Abstract 15642: Physical Activity is Associated with Increased Coronary Flow Reserve while Decreasing Resting Myocardial Blood Flow
Background. Physical activity reduces the risk for coronary heart disease (CHD), but to date the mechanisms remain unclear. One potential mechanism is by improving function of the coronary microvasculature, which can be measured by coronary flow reserve (CFR). The purpose of this study was to determine the relationship between physical activity and CFR, an early indicator of CHD risk.
Methods. We examined 416 male, middle-aged twins born between 1946 and 1956 from the Vietnam Era Twin Registry. Habitual physical activity was determined using the Baecke questionnaire, a 16-item instrument that assesses physical activity including sports, work, and leisure activity. Values for each form of physical activity were summed to obtain a total physical activity score in addition to the 3 subscores. CFR was calculated as the ratio of myocardial blood flow at rest and during stress, measured with positron emission tomography [N13] ammonia. Traditional risk factors for cardiovascular disease and presence of perfusion abnormalities were also assessed. Mixed effects regression was used for overall analysis and to separate between and within twin pair effects.

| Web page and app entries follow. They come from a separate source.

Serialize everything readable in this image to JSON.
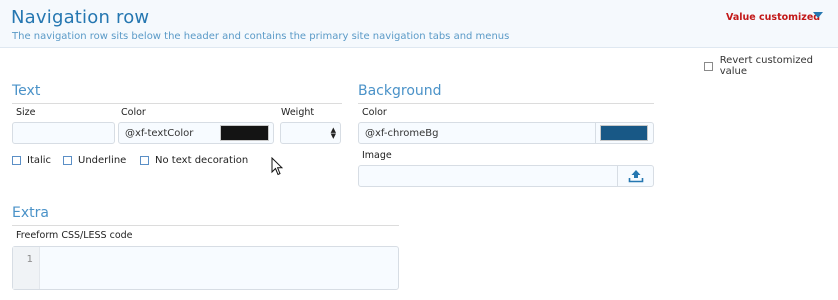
{
  "header": {
    "title": "Navigation row",
    "description": "The navigation row sits below the header and contains the primary site navigation tabs and menus",
    "status": "Value customized"
  },
  "revert": {
    "label": "Revert customized value",
    "checked": false
  },
  "text_section": {
    "title": "Text",
    "size_label": "Size",
    "size_value": "",
    "color_label": "Color",
    "color_value": "@xf-textColor",
    "color_swatch": "#141414",
    "weight_label": "Weight",
    "weight_value": "",
    "options": [
      {
        "label": "Italic",
        "checked": false
      },
      {
        "label": "Underline",
        "checked": false
      },
      {
        "label": "No text decoration",
        "checked": false
      }
    ]
  },
  "background_section": {
    "title": "Background",
    "color_label": "Color",
    "color_value": "@xf-chromeBg",
    "color_swatch": "#185886",
    "image_label": "Image",
    "image_value": "",
    "upload_icon": "upload-icon"
  },
  "extra_section": {
    "title": "Extra",
    "code_label": "Freeform CSS/LESS code",
    "line_number": "1",
    "code_value": ""
  },
  "colors": {
    "accent": "#2577b1",
    "status_red": "#c21818",
    "section_title": "#4a92c8"
  }
}
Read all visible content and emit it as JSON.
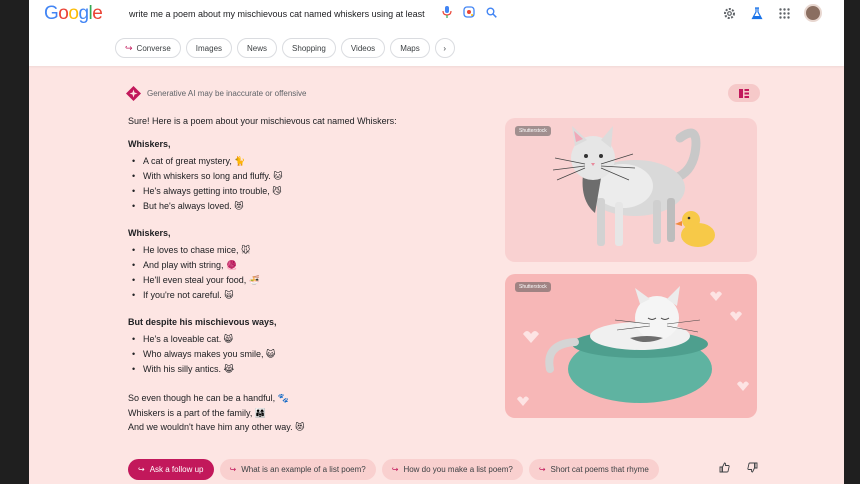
{
  "header": {
    "logo": [
      "G",
      "o",
      "o",
      "g",
      "l",
      "e"
    ],
    "logo_colors": [
      "#4285F4",
      "#EA4335",
      "#FBBC05",
      "#4285F4",
      "#34A853",
      "#EA4335"
    ],
    "search_value": "write me a poem about my mischievous cat named whiskers using at least",
    "icons": [
      "microphone-icon",
      "lens-icon",
      "search-icon",
      "labs-settings-icon",
      "labs-flask-icon",
      "apps-grid-icon",
      "avatar"
    ]
  },
  "chips": [
    {
      "label": "Converse",
      "arrow": "↪"
    },
    {
      "label": "Images"
    },
    {
      "label": "News"
    },
    {
      "label": "Shopping"
    },
    {
      "label": "Videos"
    },
    {
      "label": "Maps"
    },
    {
      "label": "›"
    }
  ],
  "ai": {
    "notice": "Generative AI may be inaccurate or offensive",
    "accent": "#c2185b"
  },
  "poem": {
    "intro": "Sure! Here is a poem about your mischievous cat named Whiskers:",
    "stanzas": [
      {
        "title": "Whiskers,",
        "lines": [
          "A cat of great mystery, 🐈",
          "With whiskers so long and fluffy. 🐱",
          "He's always getting into trouble, 😼",
          "But he's always loved. 😻"
        ]
      },
      {
        "title": "Whiskers,",
        "lines": [
          "He loves to chase mice, 🐭",
          "And play with string, 🧶",
          "He'll even steal your food, 🍜",
          "If you're not careful. 🙀"
        ]
      },
      {
        "title": "But despite his mischievous ways,",
        "lines": [
          "He's a loveable cat. 😸",
          "Who always makes you smile, 😺",
          "With his silly antics. 😹"
        ]
      }
    ],
    "closing": [
      "So even though he can be a handful, 🐾",
      "Whiskers is a part of the family, 👨‍👩‍👧",
      "And we wouldn't have him any other way. 😻"
    ]
  },
  "images": [
    {
      "badge": "Shutterstock"
    },
    {
      "badge": "Shutterstock"
    }
  ],
  "followups": [
    {
      "label": "Ask a follow up",
      "arrow": "↪"
    },
    {
      "label": "What is an example of a list poem?",
      "arrow": "↪"
    },
    {
      "label": "How do you make a list poem?",
      "arrow": "↪"
    },
    {
      "label": "Short cat poems that rhyme",
      "arrow": "↪"
    }
  ]
}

Results. In the overall sample, increasing levels of total physical activity (β=0.05, p=0.02) were associated with higher CFR; this effect was entirely due to sporting activity (β=0.14, p=0.001). The positive association between physical activity and CFR was due primarily to lower resting myocardial blood flow with increasing total physical activity (β=-1.19, p=0.003) and sporting activity (β=-3.06, p<0.001). The effects of sporting activity on CFR remained significant after accounting for CHD risk factors (β=0.09, p=0.04), perfusion abnormalities (β=0.15, p<0.001) and baseline heart rate (β=0.15, p<0.002). Results were similar within pairs, showing higher CFR (β=0.13, p=0.04) and lower resting MBF (β=-2.87, p=0.01) for increasing sporting activity. There was no interaction with zygosity.
Conclusions. Physical activity is associated with better microvascular function measured by CFR. This relationship is not confounded by familial factors. Although a cause and effect relationship cannot be proven, these data support a protective role of physical activity towards CHD risk.
- © 2011 by American Heart Association, Inc.